Getting ready to travel
Emigration with or without passport
"......By chance I′ ve got the letter from America in a hand. It was from Michigan. It has discomfited me immediately and I′ ve made a firm resolution to move there too. The year 1866 came and through the homeland resounded turmoil of war, so there was no time to consider moving. But in one year I sold all my properties for 500 goldens, I paid my debt 100 goldens and 400 goldens have left for the road...".
Quotion from a letter of Jan Holecek, published in 1887 in the Czechoamerican calendar „Amerikan“
Once the decision had been taken, the next question was how to go about it. The full official way was a long and complicated one.
In the 1850s, newly created "District Offices" had taken over several of the administrative tasks that were until then maintained by individual parishes and manors. People who wanted to emigrate had to ask for passports in the new District Offices. When requesting a passport, people had to submit several documents including a copy of the birth record (krestni list), marriage (oddaci list), evidence of residence and occupation (domovsky list), supporting documents, and references.
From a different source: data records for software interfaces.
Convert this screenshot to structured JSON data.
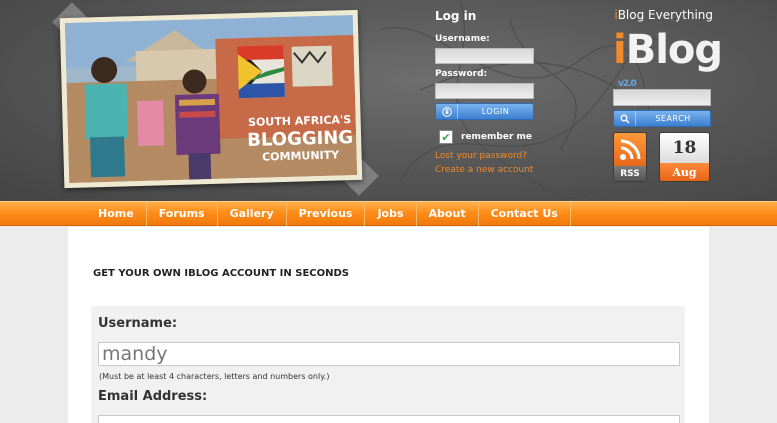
{
  "photo": {
    "line1": "SOUTH AFRICA'S",
    "line2": "BLOGGING",
    "line3": "COMMUNITY"
  },
  "login": {
    "title": "Log in",
    "username_label": "Username:",
    "password_label": "Password:",
    "username_value": "",
    "password_value": "",
    "login_button": "LOGIN",
    "remember_label": "remember me",
    "lost_password": "Lost your password?",
    "create_account": "Create a new account"
  },
  "brand": {
    "tagline_prefix": "i",
    "tagline_rest": "Blog Everything",
    "logo_i": "i",
    "logo_rest": "Blog",
    "version": "v2.0",
    "search_value": "",
    "search_button": "SEARCH",
    "rss_label": "RSS",
    "date_day": "18",
    "date_month": "Aug"
  },
  "nav": {
    "items": [
      "Home",
      "Forums",
      "Gallery",
      "Previous",
      "Jobs",
      "About",
      "Contact Us"
    ]
  },
  "content": {
    "heading": "GET YOUR OWN IBLOG ACCOUNT IN SECONDS",
    "username_label": "Username:",
    "username_value": "mandy",
    "username_hint": "(Must be at least 4 characters, letters and numbers only.)",
    "email_label": "Email Address:",
    "email_value": ""
  },
  "colors": {
    "accent_orange": "#f08a2a",
    "nav_orange": "#ff8d1a",
    "button_blue": "#3d7fd0",
    "header_gray": "#555555"
  },
  "icons": [
    "lock-icon",
    "search-icon",
    "checkmark-icon",
    "rss-icon"
  ]
}
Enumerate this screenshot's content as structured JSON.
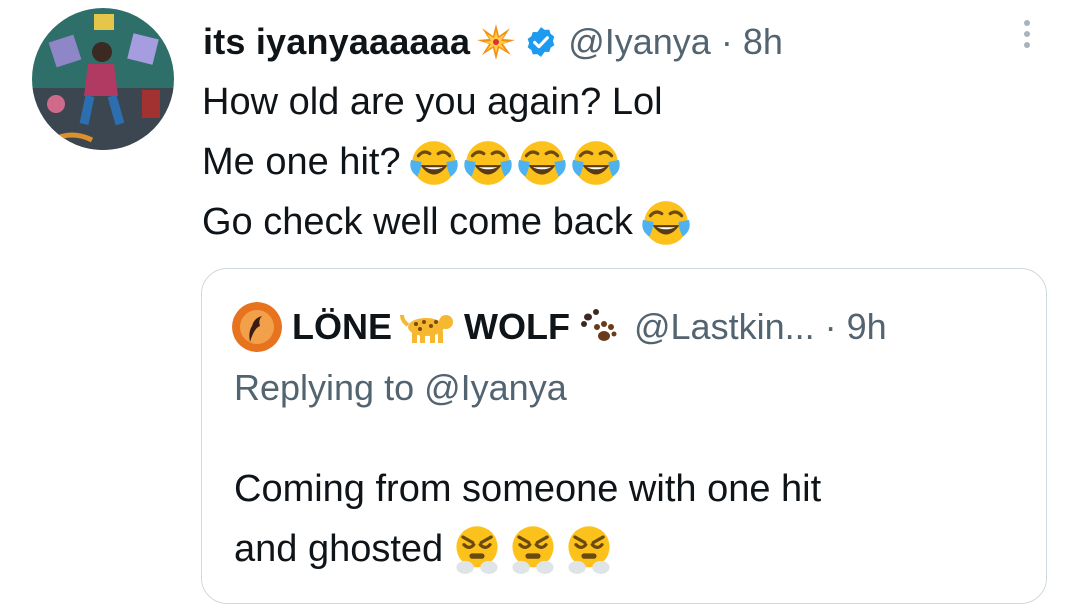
{
  "tweet": {
    "display_name": "its iyanyaaaaaa",
    "name_emoji": "collision-emoji",
    "verified_icon": "verified-badge-icon",
    "handle": "@Iyanya",
    "separator": "·",
    "time": "8h",
    "more_icon": "more-options-icon",
    "lines": [
      "How old are you again? Lol",
      "Me one hit?",
      "Go check well come back"
    ],
    "line_emojis": [
      "",
      "face-with-tears-of-joy x4",
      "face-with-tears-of-joy x1"
    ]
  },
  "quoted_tweet": {
    "name_part1": "LÖNE",
    "name_part2": "WOLF",
    "name_emojis": [
      "leopard-emoji",
      "paw-prints-emoji"
    ],
    "handle": "@Lastkin...",
    "separator": "·",
    "time": "9h",
    "replying_to": "Replying to @Iyanya",
    "lines": [
      "Coming from someone with one hit",
      "and ghosted"
    ],
    "line_emojis": [
      "",
      "face-with-steam-from-nose x3"
    ]
  },
  "colors": {
    "text": "#0f1419",
    "secondary": "#536471",
    "verified_blue": "#1d9bf0",
    "border": "#cfd9de",
    "emoji_yellow": "#fcc21b"
  }
}
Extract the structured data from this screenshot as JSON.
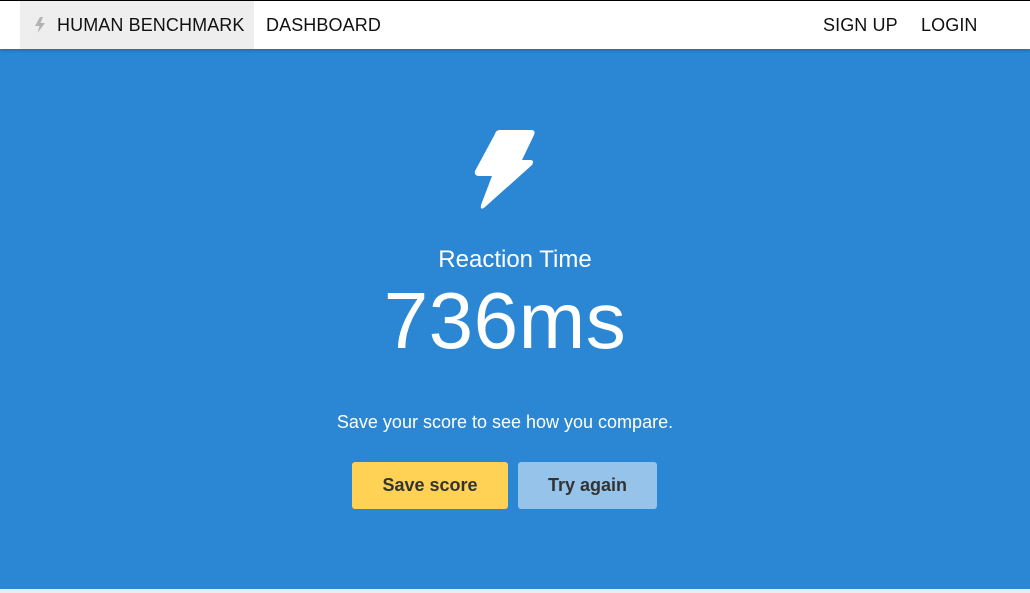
{
  "nav": {
    "brand": "HUMAN BENCHMARK",
    "dashboard": "DASHBOARD",
    "sign_up": "SIGN UP",
    "login": "LOGIN"
  },
  "result": {
    "icon": "lightning-bolt-icon",
    "title": "Reaction Time",
    "score": "736ms",
    "hint": "Save your score to see how you compare."
  },
  "actions": {
    "save_label": "Save score",
    "try_again_label": "Try again"
  },
  "colors": {
    "hero_background": "#2b87d3",
    "save_button": "#ffd154",
    "try_again_button": "#95c3e9",
    "nav_background": "#ffffff"
  }
}
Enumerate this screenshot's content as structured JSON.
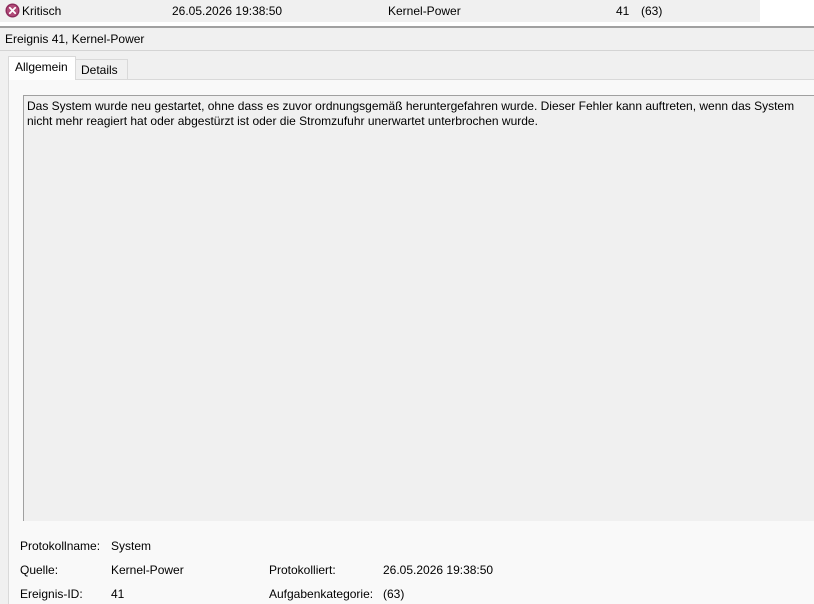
{
  "event_row": {
    "level_icon": "critical-x-icon",
    "level": "Kritisch",
    "datetime": "26.05.2026 19:38:50",
    "source": "Kernel-Power",
    "event_id": "41",
    "task_category": "(63)"
  },
  "detail": {
    "title": "Ereignis 41, Kernel-Power",
    "tabs": [
      {
        "label": "Allgemein",
        "active": true
      },
      {
        "label": "Details",
        "active": false
      }
    ],
    "description": "Das System wurde neu gestartet, ohne dass es zuvor ordnungsgemäß heruntergefahren wurde. Dieser Fehler kann auftreten, wenn das System nicht mehr reagiert hat oder abgestürzt ist oder die Stromzufuhr unerwartet unterbrochen wurde.",
    "properties": {
      "log_name_label": "Protokollname:",
      "log_name_value": "System",
      "source_label": "Quelle:",
      "source_value": "Kernel-Power",
      "logged_label": "Protokolliert:",
      "logged_value": "26.05.2026 19:38:50",
      "event_id_label": "Ereignis-ID:",
      "event_id_value": "41",
      "task_category_label": "Aufgabenkategorie:",
      "task_category_value": "(63)"
    }
  },
  "colors": {
    "critical_icon": "#8b2a5a",
    "panel_background": "#f0f0f0",
    "divider": "#a0a0a0"
  }
}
Applicants had to sign that they would waive their residence right to live in the village. If not, the village could be held liable for paying for return costs if emigration was refused or the people came back for other reasons.
The age and status of the man was one reason why emigration could be refused. One application record actually mentions that the request of a father for emigration by his six-year old son was refused "because the son had not yet fulfilled his duty as soldier in the Imperial Army"!
Remains of an uncollected passport and train station (© 2)
For that reason, many people emigrated illegal. Others just did not know or understand that an official permit was needed. They only asked for a copy of their birth record (still registered in the parish records) as proof of their identity. Until the end of the 19th century, illegal emigration was easy: the German and North-American authorities were not concerned with emigration permits or passports, any proof of identity was enough. If somebody went out illegally, that was not their concern.
Money was another problem. Those who had a farm sold it to raise the funds, others just had to save and sell their meager belongings or try different ways to raise the money needed to emigrate. In those years, around 150 gold pieces was considered enough for a family to travel to the USA.
Sometimes the whole family went together. In other cases, part of the family went earlier. For example, a man or some of the elder sons could go earlier to try find work to pay for the others to come as well, or to avoid the looming draft.
The first leg in the journey was getting to the ships. Most emigrants from the Czech lands went through Bremen (and its harbor site Bremerhaven) and Hamburg. They started out by walking or going by horse wagon to the nearest bigger town, in South Bohemia often Ceske Budejovice. From there, one could take a river barge on the Vltava (Moldau) or the train to Prague and farther to Germany, again either by train or by boat on the Elbe.
Ticket sales in Bremen, left (© 1) and sleeping room in Hamburg (© 2)
Arriving in the harbor, one often had to stay a few days in one of the many emigrant lodging houses, waiting for the day of departure. At the end of the 1800s, Hamburg created a large emigrant area were over 5000 people could sleep, eat, and wait for their departure. From there, sometimes they could embark directly onto the ships, other times they were brought out in smaller harbor barges to get to the large ships.
View of Hamburg harbor (© 2) and boarding (© 3).
Imagine that, with the exception of those drafted and involved in wars, most rural people never had been farther away from their homes than a few miles. Now they had arrived in an unimaginably large city herded together with thousands of other emigrants, many speaking a different language, waiting for an almost endless journey over a never-before seen ocean. Indeed a frightening experience.
Unless mentioned differently, all pictures are © collection Rozmberk Society, Friends of the Rozmberk Society, or provided under © by individual partners. In some instances, copyright is public domain or could not be established or obtained within reasonable effort.
1) Courtesy SOA Trebon
2) Courtesy Staatsarchiv Hamburg
3) Courtesy Denkmalschutzamt Hamburg